Drivers in California should be aware of the danger of drowsiness on the road. While it affects anyone who decides to go out on the road after an extended period of wakefulness, it’s becoming especially common among ridesharing drivers. The American Academy of Sleep Medicine says that the ridesharing industry is creating a public safety risk.

In a position statement published back in April 2018, the AASM calls for ridesharing companies, law enforcement, government officials and medical experts to collaborate on addressing it. This thought has been echoed in the 2017-2018 Most Wanted List compiled by the National Transportation Safety Board. According to AAA estimates, there are 328,000 drowsy driving crashes annually in the U.S. with 109,000 resulting in injuries and 6,400 in death.

Ridesharing drivers often feel urged on to work past their safety limits by the low fares and their company’s salary incentives. Correspondingly, they may underrate the value of sleep. Many, being independent contractors, will drive with unscreened conditions like obstructive sleep apnea that reduce their alertness even more.

While Uber and Lyft both require their drivers to take a six-hour break after a certain number of hours of work, the companies are not addressing certain critical issues. For example, even when drivers take that break, they may head out in the early morning or late at night when sleepiness peaks. Others hold multiple jobs.

A drowsy driver could cause a serious car accident, leaving victims with injuries, vehicle damage, medical bills, lost wages and other losses. Victims might be compensated for these with a successful personal injury claim against that driver’s auto insurance company, but they may want to retain a lawyer before moving forward.
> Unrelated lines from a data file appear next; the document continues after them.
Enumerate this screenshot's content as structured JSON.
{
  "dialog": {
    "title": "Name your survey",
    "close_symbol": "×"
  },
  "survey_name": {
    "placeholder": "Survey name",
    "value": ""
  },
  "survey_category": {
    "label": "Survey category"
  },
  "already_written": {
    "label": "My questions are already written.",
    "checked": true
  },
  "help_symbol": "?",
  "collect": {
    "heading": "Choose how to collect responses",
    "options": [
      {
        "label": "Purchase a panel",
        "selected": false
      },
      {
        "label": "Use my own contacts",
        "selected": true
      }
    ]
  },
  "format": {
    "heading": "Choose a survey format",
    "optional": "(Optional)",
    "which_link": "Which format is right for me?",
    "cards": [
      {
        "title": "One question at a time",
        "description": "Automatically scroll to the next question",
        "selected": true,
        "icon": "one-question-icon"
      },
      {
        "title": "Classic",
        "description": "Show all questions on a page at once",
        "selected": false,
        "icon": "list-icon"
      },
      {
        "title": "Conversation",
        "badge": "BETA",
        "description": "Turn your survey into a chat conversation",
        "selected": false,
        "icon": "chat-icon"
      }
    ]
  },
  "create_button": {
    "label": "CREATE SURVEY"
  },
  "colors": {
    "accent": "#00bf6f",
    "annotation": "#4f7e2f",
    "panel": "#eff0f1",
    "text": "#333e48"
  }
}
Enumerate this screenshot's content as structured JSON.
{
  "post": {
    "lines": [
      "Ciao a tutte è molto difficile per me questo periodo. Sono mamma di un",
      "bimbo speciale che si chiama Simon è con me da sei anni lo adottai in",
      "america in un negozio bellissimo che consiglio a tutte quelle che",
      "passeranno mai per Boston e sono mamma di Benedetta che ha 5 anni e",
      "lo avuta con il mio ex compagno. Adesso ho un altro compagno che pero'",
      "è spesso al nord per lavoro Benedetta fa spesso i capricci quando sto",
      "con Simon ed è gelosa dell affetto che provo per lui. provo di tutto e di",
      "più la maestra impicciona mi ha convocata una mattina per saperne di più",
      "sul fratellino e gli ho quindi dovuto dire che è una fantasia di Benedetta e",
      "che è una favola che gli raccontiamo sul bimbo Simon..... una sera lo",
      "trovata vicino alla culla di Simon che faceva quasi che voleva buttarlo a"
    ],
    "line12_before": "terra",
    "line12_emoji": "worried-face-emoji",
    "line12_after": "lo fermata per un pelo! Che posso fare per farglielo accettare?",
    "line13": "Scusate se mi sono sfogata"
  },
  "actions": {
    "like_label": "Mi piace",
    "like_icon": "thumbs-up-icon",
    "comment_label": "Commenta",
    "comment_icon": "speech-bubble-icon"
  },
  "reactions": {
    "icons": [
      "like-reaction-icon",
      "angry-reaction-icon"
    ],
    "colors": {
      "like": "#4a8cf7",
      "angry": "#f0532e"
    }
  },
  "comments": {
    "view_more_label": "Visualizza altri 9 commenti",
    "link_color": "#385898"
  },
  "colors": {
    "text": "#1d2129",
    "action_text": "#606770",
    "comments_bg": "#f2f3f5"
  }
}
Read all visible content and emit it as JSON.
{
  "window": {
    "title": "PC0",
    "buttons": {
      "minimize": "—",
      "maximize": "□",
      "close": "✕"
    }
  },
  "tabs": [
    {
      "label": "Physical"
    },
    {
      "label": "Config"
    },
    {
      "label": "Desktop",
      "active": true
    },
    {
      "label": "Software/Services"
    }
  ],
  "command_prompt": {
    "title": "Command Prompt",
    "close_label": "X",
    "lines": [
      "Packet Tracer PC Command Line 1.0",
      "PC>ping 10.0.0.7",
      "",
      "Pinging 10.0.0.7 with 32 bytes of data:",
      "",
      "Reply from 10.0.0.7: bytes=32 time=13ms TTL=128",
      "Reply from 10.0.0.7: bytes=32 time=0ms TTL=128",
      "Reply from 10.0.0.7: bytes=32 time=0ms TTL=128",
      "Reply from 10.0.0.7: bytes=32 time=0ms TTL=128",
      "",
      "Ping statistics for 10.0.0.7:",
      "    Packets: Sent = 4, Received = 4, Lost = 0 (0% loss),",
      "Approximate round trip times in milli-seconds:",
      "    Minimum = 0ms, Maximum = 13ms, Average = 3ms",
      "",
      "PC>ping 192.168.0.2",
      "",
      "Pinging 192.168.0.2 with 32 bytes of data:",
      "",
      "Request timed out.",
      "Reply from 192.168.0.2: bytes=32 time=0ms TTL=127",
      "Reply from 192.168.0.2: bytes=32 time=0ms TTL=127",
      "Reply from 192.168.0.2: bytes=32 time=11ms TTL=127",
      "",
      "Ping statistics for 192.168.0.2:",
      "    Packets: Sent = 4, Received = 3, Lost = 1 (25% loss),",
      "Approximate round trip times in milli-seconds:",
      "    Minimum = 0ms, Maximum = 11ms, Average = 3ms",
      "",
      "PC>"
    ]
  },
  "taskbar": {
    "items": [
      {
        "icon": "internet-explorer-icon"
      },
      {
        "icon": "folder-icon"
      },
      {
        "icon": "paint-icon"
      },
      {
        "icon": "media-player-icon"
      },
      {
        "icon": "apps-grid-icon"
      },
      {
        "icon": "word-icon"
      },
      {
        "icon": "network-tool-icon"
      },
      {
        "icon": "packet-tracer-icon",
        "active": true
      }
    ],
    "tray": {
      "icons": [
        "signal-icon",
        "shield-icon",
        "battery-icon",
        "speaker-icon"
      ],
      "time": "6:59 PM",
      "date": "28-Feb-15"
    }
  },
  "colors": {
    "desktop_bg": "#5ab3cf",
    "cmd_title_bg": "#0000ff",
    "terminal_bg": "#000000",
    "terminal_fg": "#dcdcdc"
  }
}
They may leave all negotiations to their lawyer and proceed to litigation if the other side refuses to settle or gives only a low-ball settlement offer.

By Maho | Prentice, LLP Attorneys at Law on January 15, 2019